About this Special Issue
Dystonia, characterized by involuntary over-contractions or co-contractions of muscle groups, is the third most common movement disorder and afflicts an estimated 300-400 million individuals worldwide. Despite the convergence of this group of disorders on a phenotype of abnormal muscle activity, the underlying pathophysiology of dystonia has proven to be wide-ranging, diverse, and difficult to elucidate. This reality is reflected in the clinic, where dystonia often poses great diagnostic and therapeutic challenges. However, major inroads have been made in defining the causes, with mounting efforts rising to meet the demand of developing therapies to treat this group of devastating disorders. Specifically, the identification of disease-causing mutations in inherited, often childhood-onset, forms of dystonia has opened the door to generate experimental models to understand the genetic and neural network culprits that cause dystonia. This insight has elucidated commonalities in the molecular and neural pathways underlying genetically distinct forms of dystonia. Despite these advances, there are still many outstanding questions in the field. Why do genetic forms of dystonia often present early in life? What protects against symptom development in non-manifesting carriers of dystonia-causing genetic mutations? Does neurodevelopmental maturation contribute to symptom acquisition, and does this role of maturation reflect a critical therapeutic window? And most importantly, how can we exploit our current understanding of the mechanisms that underlie dystonia to design effective therapies and successful new treatments?

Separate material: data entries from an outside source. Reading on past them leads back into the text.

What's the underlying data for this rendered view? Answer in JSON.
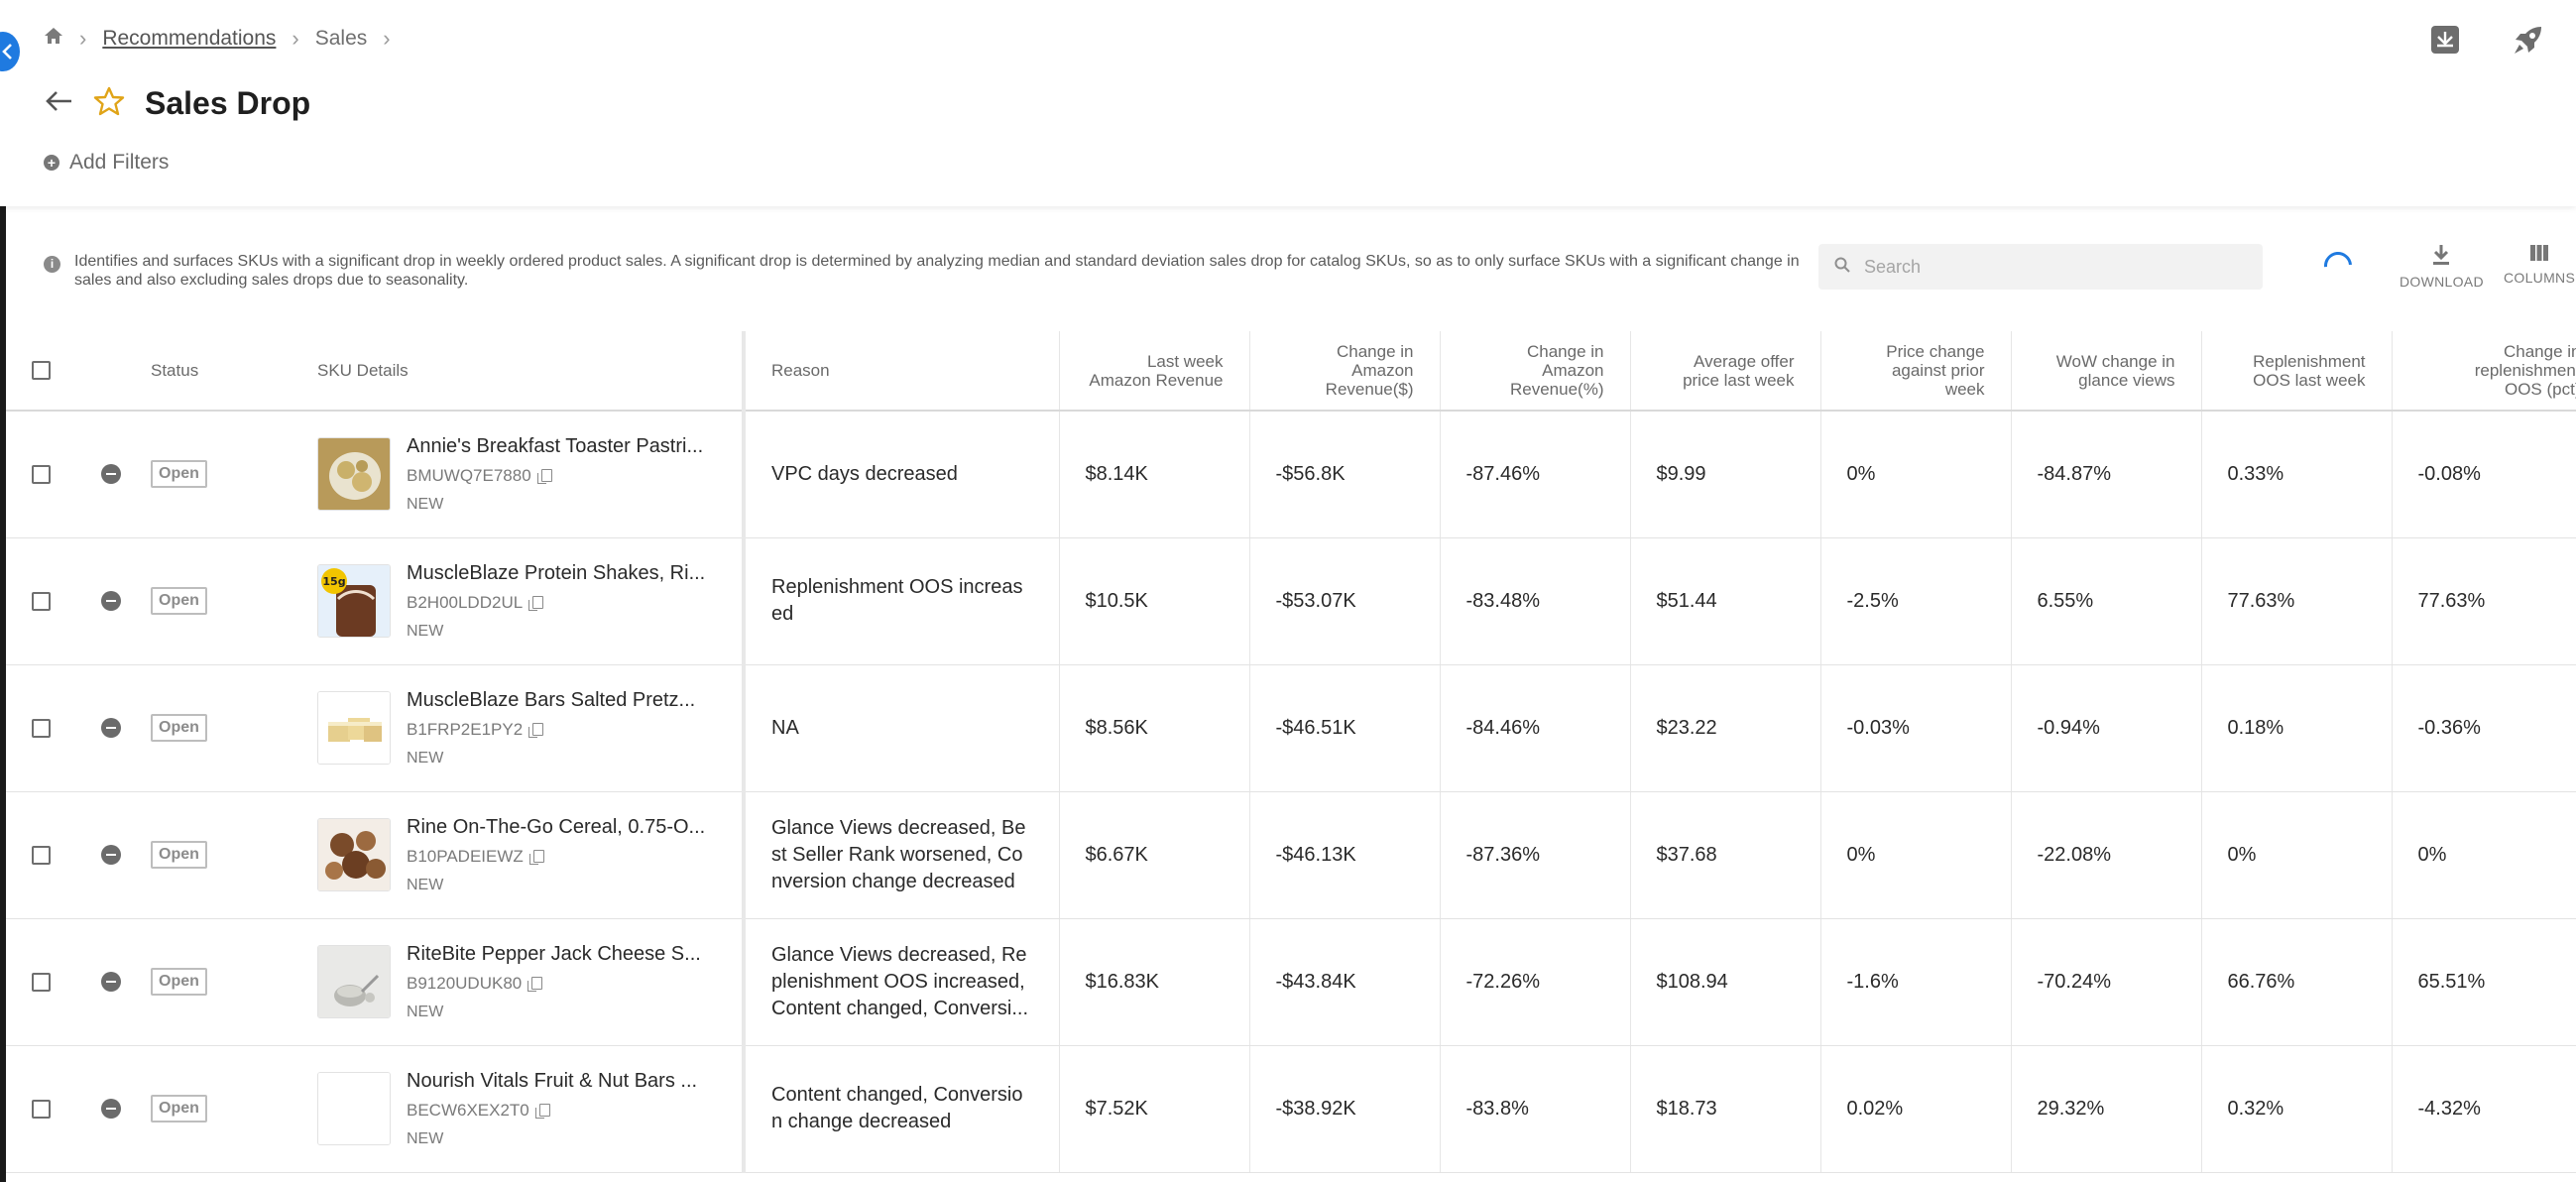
{
  "breadcrumb": {
    "home_icon": "home-icon",
    "link": "Recommendations",
    "current": "Sales"
  },
  "page": {
    "title": "Sales Drop",
    "add_filters": "Add Filters"
  },
  "info": {
    "text": "Identifies and surfaces SKUs with a significant drop in weekly ordered product sales. A significant drop is determined by analyzing median and standard deviation sales drop for catalog SKUs, so as to only surface SKUs with a significant change in sales and also excluding sales drops due to seasonality."
  },
  "search": {
    "placeholder": "Search"
  },
  "toolbar": {
    "download": "DOWNLOAD",
    "columns": "COLUMNS"
  },
  "table": {
    "headers": {
      "status": "Status",
      "sku": "SKU Details",
      "reason": "Reason",
      "last_week_rev": [
        "Last week",
        "Amazon Revenue"
      ],
      "change_rev_abs": [
        "Change in",
        "Amazon",
        "Revenue($)"
      ],
      "change_rev_pct": [
        "Change in",
        "Amazon",
        "Revenue(%)"
      ],
      "avg_offer": [
        "Average offer",
        "price last week"
      ],
      "price_change": [
        "Price change",
        "against prior",
        "week"
      ],
      "wow_glance": [
        "WoW change in",
        "glance views"
      ],
      "repl_oos": [
        "Replenishment",
        "OOS last week"
      ],
      "change_repl": [
        "Change in",
        "replenishment",
        "OOS (pct)"
      ]
    },
    "rows": [
      {
        "status": "Open",
        "name": "Annie's Breakfast Toaster Pastri...",
        "sku": "BMUWQ7E7880",
        "tag": "NEW",
        "reason": "VPC days decreased",
        "last_week": "$8.14K",
        "chg_abs": "-$56.8K",
        "chg_pct": "-87.46%",
        "avg_price": "$9.99",
        "price_chg": "0%",
        "wow": "-84.87%",
        "repl": "0.33%",
        "repl_chg": "-0.08%"
      },
      {
        "status": "Open",
        "name": "MuscleBlaze Protein Shakes, Ri...",
        "sku": "B2H00LDD2UL",
        "tag": "NEW",
        "reason": "Replenishment OOS increased",
        "last_week": "$10.5K",
        "chg_abs": "-$53.07K",
        "chg_pct": "-83.48%",
        "avg_price": "$51.44",
        "price_chg": "-2.5%",
        "wow": "6.55%",
        "repl": "77.63%",
        "repl_chg": "77.63%"
      },
      {
        "status": "Open",
        "name": "MuscleBlaze Bars Salted Pretz...",
        "sku": "B1FRP2E1PY2",
        "tag": "NEW",
        "reason": "NA",
        "last_week": "$8.56K",
        "chg_abs": "-$46.51K",
        "chg_pct": "-84.46%",
        "avg_price": "$23.22",
        "price_chg": "-0.03%",
        "wow": "-0.94%",
        "repl": "0.18%",
        "repl_chg": "-0.36%"
      },
      {
        "status": "Open",
        "name": "Rine On-The-Go Cereal, 0.75-O...",
        "sku": "B10PADEIEWZ",
        "tag": "NEW",
        "reason": "Glance Views decreased, Best Seller Rank worsened, Conversion change decreased",
        "last_week": "$6.67K",
        "chg_abs": "-$46.13K",
        "chg_pct": "-87.36%",
        "avg_price": "$37.68",
        "price_chg": "0%",
        "wow": "-22.08%",
        "repl": "0%",
        "repl_chg": "0%"
      },
      {
        "status": "Open",
        "name": "RiteBite Pepper Jack Cheese S...",
        "sku": "B9120UDUK80",
        "tag": "NEW",
        "reason": "Glance Views decreased, Replenishment OOS increased, Content changed, Conversi...",
        "last_week": "$16.83K",
        "chg_abs": "-$43.84K",
        "chg_pct": "-72.26%",
        "avg_price": "$108.94",
        "price_chg": "-1.6%",
        "wow": "-70.24%",
        "repl": "66.76%",
        "repl_chg": "65.51%"
      },
      {
        "status": "Open",
        "name": "Nourish Vitals Fruit & Nut Bars ...",
        "sku": "BECW6XEX2T0",
        "tag": "NEW",
        "reason": "Content changed, Conversion change decreased",
        "last_week": "$7.52K",
        "chg_abs": "-$38.92K",
        "chg_pct": "-83.8%",
        "avg_price": "$18.73",
        "price_chg": "0.02%",
        "wow": "29.32%",
        "repl": "0.32%",
        "repl_chg": "-4.32%"
      }
    ]
  }
}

This special issue aims to offer comprehensive coverage of the most recent perspectives in the genetic, molecular, and network mechanisms underlying developmental dystonia. The collection of papers will present diverse model systems, with a focus on understanding dystonia as a disease of network development and maintenance. Together, this issue will summarize the systematic undertakings that are underway to unravel the difficult problem of dystonia and bring the current state of discovery in therapeutic interventions to the fore.
Manuscript extended submission deadline: 15 September 2022

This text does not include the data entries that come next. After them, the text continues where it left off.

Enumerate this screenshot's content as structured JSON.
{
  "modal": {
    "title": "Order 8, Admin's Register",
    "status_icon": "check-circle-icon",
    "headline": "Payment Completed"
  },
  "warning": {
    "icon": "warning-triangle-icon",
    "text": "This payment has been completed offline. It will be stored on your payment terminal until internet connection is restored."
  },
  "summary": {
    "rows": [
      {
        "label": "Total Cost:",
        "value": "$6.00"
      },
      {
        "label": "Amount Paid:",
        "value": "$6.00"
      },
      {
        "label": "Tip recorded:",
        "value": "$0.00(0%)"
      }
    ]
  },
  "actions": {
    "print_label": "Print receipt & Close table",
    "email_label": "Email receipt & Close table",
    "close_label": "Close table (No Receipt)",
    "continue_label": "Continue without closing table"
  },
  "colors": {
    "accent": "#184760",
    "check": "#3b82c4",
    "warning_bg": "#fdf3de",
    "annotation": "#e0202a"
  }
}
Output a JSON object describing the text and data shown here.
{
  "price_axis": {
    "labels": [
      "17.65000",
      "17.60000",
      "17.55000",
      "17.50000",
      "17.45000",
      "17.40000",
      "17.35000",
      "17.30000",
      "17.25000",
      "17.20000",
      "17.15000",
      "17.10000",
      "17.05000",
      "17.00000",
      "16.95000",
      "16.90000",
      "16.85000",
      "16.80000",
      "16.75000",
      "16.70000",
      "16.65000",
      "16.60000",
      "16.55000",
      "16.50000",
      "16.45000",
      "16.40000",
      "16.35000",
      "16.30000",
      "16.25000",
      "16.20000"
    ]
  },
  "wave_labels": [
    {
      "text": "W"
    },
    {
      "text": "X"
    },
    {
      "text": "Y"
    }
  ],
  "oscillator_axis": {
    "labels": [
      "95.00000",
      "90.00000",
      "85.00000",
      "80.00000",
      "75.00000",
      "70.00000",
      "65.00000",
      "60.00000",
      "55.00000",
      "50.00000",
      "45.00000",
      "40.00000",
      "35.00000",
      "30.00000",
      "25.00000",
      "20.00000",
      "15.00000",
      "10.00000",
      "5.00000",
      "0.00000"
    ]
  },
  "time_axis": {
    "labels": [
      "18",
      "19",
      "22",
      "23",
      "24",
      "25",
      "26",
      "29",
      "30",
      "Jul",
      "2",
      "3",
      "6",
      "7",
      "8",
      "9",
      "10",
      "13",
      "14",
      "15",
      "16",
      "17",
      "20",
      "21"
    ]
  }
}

Keywords: Dystonia, pathophysiology, genetic mutation, neurodevelopmental maturation